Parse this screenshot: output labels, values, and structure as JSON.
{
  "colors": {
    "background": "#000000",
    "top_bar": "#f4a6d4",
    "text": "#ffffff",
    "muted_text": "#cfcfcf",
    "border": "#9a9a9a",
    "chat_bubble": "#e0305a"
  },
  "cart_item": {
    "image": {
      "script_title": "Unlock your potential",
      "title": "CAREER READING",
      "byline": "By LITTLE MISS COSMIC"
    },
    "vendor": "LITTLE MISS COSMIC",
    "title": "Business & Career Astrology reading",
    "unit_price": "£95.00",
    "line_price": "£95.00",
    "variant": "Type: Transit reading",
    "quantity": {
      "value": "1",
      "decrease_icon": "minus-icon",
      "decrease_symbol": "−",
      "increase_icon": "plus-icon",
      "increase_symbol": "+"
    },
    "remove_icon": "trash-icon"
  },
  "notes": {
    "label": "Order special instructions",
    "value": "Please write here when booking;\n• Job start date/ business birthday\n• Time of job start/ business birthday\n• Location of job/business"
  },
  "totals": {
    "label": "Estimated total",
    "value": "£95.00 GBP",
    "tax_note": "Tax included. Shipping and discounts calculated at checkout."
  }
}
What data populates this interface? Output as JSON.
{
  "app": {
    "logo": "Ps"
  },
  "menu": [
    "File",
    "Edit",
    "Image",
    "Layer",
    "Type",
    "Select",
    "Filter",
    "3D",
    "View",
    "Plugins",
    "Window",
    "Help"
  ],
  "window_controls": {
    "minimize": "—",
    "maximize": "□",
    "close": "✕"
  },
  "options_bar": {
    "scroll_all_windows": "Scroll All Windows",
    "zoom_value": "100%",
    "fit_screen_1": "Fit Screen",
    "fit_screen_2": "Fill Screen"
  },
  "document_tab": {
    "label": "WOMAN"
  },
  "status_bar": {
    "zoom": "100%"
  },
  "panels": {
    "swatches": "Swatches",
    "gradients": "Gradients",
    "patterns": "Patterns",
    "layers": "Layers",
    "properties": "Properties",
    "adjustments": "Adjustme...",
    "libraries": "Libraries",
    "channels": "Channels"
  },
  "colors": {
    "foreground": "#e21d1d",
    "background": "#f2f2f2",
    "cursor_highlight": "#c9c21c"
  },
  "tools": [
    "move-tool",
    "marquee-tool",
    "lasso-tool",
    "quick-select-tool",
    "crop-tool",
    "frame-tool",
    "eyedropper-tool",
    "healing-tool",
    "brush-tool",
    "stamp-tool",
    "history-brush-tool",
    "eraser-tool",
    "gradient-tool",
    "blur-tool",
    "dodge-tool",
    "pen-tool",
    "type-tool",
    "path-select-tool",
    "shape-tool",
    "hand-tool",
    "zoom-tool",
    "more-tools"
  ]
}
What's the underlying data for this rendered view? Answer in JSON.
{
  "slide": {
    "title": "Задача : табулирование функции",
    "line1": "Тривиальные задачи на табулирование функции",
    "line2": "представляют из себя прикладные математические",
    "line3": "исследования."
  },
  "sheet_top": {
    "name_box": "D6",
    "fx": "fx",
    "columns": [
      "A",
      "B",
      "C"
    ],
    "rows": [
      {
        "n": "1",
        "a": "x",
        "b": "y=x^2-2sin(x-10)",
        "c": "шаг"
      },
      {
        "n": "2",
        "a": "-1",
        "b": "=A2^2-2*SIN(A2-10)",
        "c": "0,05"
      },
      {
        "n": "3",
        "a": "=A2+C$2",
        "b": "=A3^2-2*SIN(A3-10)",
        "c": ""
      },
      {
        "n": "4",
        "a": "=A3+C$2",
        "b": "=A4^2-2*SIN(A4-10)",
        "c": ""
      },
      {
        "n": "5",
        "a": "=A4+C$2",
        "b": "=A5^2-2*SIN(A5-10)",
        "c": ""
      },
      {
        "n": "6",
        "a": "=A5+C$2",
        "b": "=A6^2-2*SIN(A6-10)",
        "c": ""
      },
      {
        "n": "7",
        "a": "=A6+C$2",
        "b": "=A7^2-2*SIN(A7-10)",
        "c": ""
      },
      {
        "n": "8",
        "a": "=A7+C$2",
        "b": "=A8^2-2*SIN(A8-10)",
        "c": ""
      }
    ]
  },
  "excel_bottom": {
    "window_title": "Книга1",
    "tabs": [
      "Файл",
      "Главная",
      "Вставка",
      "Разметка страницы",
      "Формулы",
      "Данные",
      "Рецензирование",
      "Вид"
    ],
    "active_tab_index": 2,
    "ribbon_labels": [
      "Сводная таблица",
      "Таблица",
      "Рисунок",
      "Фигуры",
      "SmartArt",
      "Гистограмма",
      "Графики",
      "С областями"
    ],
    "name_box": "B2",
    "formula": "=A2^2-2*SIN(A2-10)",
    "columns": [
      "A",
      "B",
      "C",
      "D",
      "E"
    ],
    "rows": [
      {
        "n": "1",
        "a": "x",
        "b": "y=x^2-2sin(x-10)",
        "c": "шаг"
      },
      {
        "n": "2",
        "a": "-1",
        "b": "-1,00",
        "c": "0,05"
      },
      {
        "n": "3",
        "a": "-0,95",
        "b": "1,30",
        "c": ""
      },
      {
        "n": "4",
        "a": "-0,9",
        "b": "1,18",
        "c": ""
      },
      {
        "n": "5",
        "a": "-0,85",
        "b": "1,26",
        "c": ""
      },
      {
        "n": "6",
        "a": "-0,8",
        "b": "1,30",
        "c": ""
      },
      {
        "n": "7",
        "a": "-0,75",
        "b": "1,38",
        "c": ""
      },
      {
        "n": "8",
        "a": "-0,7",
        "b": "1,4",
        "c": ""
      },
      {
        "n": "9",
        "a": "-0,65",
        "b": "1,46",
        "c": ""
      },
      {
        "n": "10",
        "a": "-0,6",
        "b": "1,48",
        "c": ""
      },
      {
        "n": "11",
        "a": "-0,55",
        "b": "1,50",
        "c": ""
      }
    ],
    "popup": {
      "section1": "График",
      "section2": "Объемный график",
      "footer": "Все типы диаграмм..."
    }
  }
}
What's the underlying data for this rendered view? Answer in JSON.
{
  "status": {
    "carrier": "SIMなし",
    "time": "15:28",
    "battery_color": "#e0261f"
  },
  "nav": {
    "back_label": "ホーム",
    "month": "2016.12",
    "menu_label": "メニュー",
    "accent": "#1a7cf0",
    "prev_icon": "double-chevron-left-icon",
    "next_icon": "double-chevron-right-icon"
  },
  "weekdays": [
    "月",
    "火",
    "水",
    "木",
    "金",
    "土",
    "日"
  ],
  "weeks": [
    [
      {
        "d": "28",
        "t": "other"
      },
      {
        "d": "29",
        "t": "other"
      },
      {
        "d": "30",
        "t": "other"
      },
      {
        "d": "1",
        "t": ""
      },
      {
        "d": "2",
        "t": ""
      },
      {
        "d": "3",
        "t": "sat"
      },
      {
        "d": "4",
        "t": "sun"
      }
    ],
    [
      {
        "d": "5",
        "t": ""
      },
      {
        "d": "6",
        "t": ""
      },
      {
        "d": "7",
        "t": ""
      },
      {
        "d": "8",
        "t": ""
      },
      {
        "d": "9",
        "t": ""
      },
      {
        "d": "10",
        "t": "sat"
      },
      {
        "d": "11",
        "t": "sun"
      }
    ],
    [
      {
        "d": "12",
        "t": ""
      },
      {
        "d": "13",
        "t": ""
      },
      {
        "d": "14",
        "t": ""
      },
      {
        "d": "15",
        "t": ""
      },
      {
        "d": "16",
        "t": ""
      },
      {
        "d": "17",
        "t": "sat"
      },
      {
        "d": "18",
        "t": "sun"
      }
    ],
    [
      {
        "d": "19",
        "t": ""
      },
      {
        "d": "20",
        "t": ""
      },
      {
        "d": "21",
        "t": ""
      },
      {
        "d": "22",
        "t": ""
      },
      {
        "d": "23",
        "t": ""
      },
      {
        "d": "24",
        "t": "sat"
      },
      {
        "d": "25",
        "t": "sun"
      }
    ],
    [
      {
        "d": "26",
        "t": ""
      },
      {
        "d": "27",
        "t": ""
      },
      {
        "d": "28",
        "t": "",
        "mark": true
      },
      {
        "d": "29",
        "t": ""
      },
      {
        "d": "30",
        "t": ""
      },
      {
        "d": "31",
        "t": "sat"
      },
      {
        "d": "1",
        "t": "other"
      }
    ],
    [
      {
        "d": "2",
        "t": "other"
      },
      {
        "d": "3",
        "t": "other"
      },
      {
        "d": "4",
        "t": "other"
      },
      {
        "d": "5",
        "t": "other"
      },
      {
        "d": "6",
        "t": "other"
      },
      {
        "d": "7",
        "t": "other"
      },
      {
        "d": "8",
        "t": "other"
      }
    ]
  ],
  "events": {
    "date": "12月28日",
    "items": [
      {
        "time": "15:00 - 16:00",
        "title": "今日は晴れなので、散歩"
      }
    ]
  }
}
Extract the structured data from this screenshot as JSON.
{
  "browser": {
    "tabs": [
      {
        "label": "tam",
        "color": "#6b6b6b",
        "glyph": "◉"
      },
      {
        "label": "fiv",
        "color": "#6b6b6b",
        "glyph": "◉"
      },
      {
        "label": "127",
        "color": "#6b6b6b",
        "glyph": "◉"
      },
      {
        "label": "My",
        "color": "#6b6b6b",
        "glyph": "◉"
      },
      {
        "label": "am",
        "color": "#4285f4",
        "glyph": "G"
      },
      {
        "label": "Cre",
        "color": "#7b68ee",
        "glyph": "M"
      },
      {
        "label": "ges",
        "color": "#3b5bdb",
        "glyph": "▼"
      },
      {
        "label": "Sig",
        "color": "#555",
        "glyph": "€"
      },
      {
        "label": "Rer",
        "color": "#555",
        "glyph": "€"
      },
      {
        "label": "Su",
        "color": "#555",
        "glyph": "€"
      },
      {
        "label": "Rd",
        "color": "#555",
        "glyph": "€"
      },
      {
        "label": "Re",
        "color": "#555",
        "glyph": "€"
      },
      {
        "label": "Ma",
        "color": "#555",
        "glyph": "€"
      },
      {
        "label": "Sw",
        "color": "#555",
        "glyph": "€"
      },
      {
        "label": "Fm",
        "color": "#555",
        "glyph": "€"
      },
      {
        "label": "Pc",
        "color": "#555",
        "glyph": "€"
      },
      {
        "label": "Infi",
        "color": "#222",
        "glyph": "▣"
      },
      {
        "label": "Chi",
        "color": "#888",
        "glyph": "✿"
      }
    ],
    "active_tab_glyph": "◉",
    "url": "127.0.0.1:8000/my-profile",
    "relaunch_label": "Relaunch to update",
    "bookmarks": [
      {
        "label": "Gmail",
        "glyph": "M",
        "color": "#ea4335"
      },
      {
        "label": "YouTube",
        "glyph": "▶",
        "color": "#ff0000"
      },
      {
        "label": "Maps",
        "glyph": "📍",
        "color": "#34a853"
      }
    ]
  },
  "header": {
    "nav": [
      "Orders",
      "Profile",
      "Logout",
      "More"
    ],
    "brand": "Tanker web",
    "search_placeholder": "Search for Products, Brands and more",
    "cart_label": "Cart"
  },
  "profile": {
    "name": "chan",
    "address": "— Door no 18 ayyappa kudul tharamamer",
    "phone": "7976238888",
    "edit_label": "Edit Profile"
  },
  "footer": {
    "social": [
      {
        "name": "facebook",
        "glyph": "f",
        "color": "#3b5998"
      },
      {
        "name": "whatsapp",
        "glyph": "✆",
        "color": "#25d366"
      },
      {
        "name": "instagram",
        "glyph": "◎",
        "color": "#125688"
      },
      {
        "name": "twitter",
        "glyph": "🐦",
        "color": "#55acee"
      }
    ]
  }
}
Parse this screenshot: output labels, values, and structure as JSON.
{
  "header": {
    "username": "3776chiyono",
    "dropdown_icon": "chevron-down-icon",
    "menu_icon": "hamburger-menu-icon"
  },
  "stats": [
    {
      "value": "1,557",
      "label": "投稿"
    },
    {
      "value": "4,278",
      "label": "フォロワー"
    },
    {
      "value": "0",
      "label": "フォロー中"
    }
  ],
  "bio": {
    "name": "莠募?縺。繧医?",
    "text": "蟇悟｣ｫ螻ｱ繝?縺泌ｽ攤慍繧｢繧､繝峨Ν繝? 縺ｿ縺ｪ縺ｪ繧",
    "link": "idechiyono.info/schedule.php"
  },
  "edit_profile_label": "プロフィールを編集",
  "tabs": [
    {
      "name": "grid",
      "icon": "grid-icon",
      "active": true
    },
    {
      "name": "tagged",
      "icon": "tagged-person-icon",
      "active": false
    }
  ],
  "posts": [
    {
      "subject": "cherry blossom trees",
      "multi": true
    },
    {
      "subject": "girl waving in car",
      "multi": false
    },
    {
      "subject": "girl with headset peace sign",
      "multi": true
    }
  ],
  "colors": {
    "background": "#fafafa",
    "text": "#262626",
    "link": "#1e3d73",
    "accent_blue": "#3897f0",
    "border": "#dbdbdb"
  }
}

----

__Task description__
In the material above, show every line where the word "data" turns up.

__Your solution__
What data populates this interface? Output as JSON.
What's the underlying data for this rendered view? Answer in JSON.
What's the underlying data for this rendered view? Answer in JSON.
Extract the structured data from this screenshot as JSON.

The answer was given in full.